March 29th, 2003, 04:16 PM
Having a pseudonym is not unprofessional - as you say many writers have them. They are used for a variety of reasons(e.g. they don't want to be known by their real name because their day to day work conflicts with their writing), but not usually because a writer is ashamed of using their own name - and good publishers should know this.
I suppose, however, that some publishers might think someone submitting work under a pseudonym might be jumping the gun a bit - as they don't need to know that straightaway. In any case, there's no real need to tell a publisher until they accept a piece that you'd like to use a pseudonym so if you're worried, just don't mention it when you send in the work.
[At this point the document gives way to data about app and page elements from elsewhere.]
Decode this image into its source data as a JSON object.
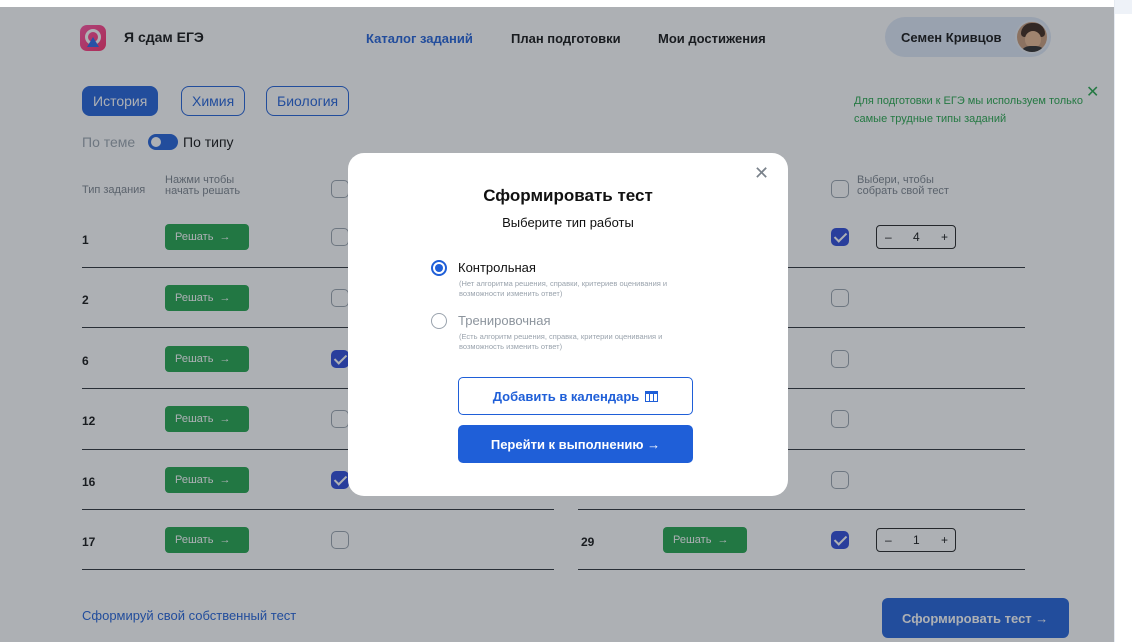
{
  "header": {
    "brand": "Я сдам ЕГЭ",
    "nav": [
      "Каталог заданий",
      "План подготовки",
      "Мои достижения"
    ],
    "user_name": "Семен Кривцов"
  },
  "subjects": [
    "История",
    "Химия",
    "Биология"
  ],
  "toggle": {
    "left": "По теме",
    "right": "По типу"
  },
  "table": {
    "col_type": "Тип задания",
    "col_solve": "Нажми чтобы начать решать",
    "col_select": "Выбери, чтобы собрать свой тест",
    "solve_label": "Решать",
    "arrow": "→",
    "left_rows": [
      {
        "num": "1",
        "checked": false
      },
      {
        "num": "2",
        "checked": false
      },
      {
        "num": "6",
        "checked": true
      },
      {
        "num": "12",
        "checked": false
      },
      {
        "num": "16",
        "checked": true
      },
      {
        "num": "17",
        "checked": false
      }
    ],
    "right_rows": [
      {
        "checked": true,
        "stepper": "4"
      },
      {
        "checked": false
      },
      {
        "checked": false
      },
      {
        "checked": false
      },
      {
        "checked": false
      },
      {
        "num": "29",
        "checked": true,
        "stepper": "1"
      }
    ],
    "stepper_minus": "–",
    "stepper_plus": "+"
  },
  "footer": {
    "own_test": "Сформируй свой собственный тест",
    "form_button": "Сформировать тест →"
  },
  "toast": {
    "text": "Для подготовки к ЕГЭ мы используем только самые трудные типы заданий",
    "close": "✕"
  },
  "modal": {
    "close": "✕",
    "title": "Сформировать тест",
    "subtitle": "Выберите тип работы",
    "option1_label": "Контрольная",
    "option1_desc": "(Нет алгоритма решения, справки, критериев оценивания и возможности изменить ответ)",
    "option2_label": "Тренировочная",
    "option2_desc": "(Есть алгоритм решения, справка, критерии оценивания и возможность изменить ответ)",
    "calendar_button": "Добавить в календарь",
    "go_button": "Перейти к выполнению →"
  },
  "colors": {
    "primary": "#1f5fd8",
    "green": "#1fa34a",
    "checkbox": "#2b47d8"
  }
}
The only other problem I can think of with pseudonyms is if your work gets separated from your covering letter and they can't match up the two things again.
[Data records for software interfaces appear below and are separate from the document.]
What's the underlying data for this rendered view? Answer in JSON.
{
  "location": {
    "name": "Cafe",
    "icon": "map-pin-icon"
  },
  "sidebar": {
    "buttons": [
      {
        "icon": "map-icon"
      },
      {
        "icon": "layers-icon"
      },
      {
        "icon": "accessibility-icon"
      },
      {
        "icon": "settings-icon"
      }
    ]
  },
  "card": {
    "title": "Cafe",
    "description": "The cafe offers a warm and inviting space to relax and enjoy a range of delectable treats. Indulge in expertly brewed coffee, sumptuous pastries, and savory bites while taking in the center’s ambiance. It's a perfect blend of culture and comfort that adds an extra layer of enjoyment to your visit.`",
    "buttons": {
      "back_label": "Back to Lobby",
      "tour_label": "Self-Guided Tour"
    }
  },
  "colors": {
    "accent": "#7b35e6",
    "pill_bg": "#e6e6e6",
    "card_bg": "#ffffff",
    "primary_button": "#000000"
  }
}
March 29th, 2003, 05:42 PM
Why would publishers care if you use a pseudonym or not? The checks go to your real name and though it might be a tiny bit of extra paperwork, it's certainly not unusual to them. When I was editing at NAL long ago, we had western series that were written by writers for hire under a set pseudonym for the series. Romance writers in the last few years have had major battles with romance publishers over who owns the pseudonym because the publishers felt they did and would publish with other writers under the pseudonym. The romance authors have mostly won that battle, I believe, and get to keep their own pseudonyms, and category romance is sort of a special case because of the different ways the books are sold. In other genres, publishers have little interest in owning your pseudonym, though I suppose if you get big enough, there might be some interest in publishing under your name when you're dead, a la V.C. Andrews, with the approval of your heirs.
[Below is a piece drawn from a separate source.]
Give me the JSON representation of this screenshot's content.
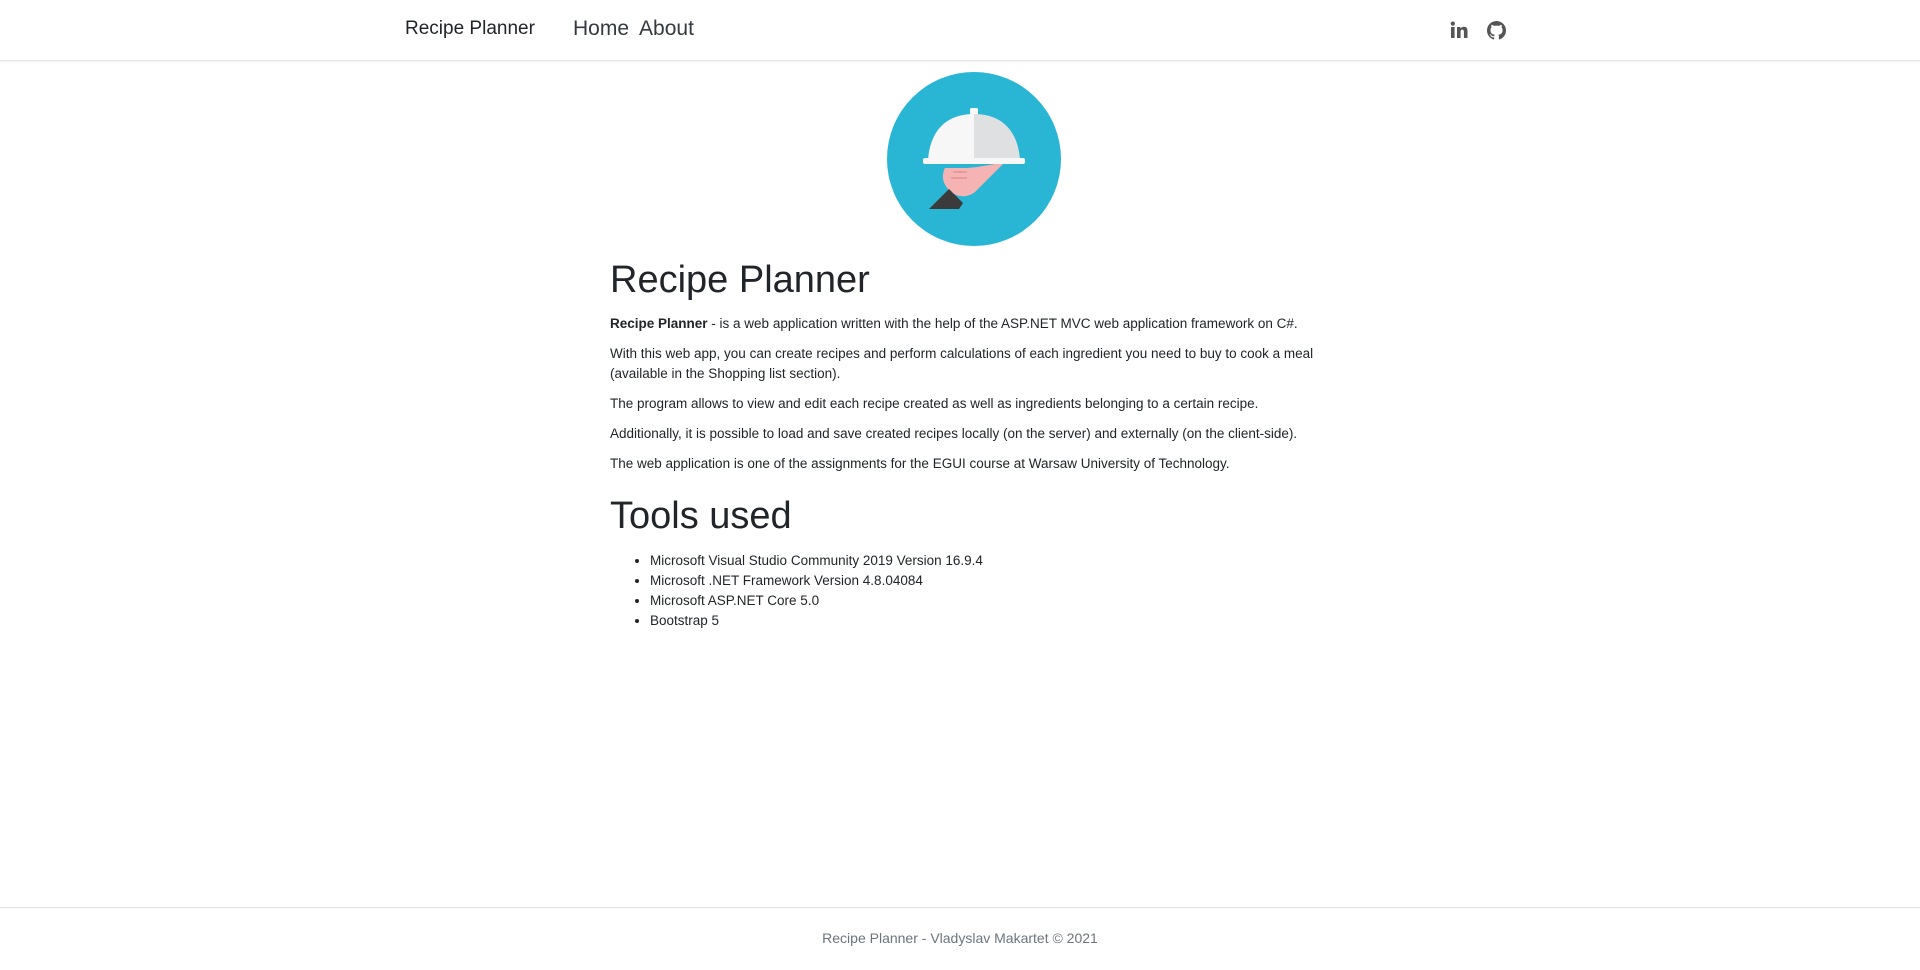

One other thing to keep in mind is that if you are using pseudonyms to keep separate publishing presences in different genres and you get big in one genre, the publishers and booksellers are likely to out you in the other genres so they can trade in on that popular name. So as a way to hide, pseudonyms don't work that beautifully anymore. You could try to do a Stephen King. Wanting to write slightly different thriller/horror stories and curious to see if he could pull off a ruse, King invented Richard Bachman and even got a friend to pose for the author photo and do some promotion as Richard Bachman. He was eventually outed though by zealous fans, and now his publishers happily put out the titles as "Stephen King writing as Richard Bachman."
March 30th, 2003, 12:51 AM
I think one of the greatest feelings in the world would be to go to a bookstore and see my name on a book for sale. Nope, no pseudonyms for me.
March 30th, 2003, 01:44 AM
Richard Bachman was a good pseudonym. Robert Jordan is probably the best though.
I have a friend who only writes for fun who's made one up. His mother also thinks it's a good idea to protect your privacy. Personally, I wouldn't feel right seeing a fake name on a novel I'd written and had published. I am who I am and that's what I want readers to see.
Any thoughts on using your middle initial to make you sound more professional or whatever?
March 30th, 2003, 02:05 AM
I don't like middle names and never use my own, it's not that i don't like my middle name, I just don't see the point in it. And to be entirely honest I think people who use their middle initial sound a bit pompous.:D
However writing is probably the one area where you can pull this off!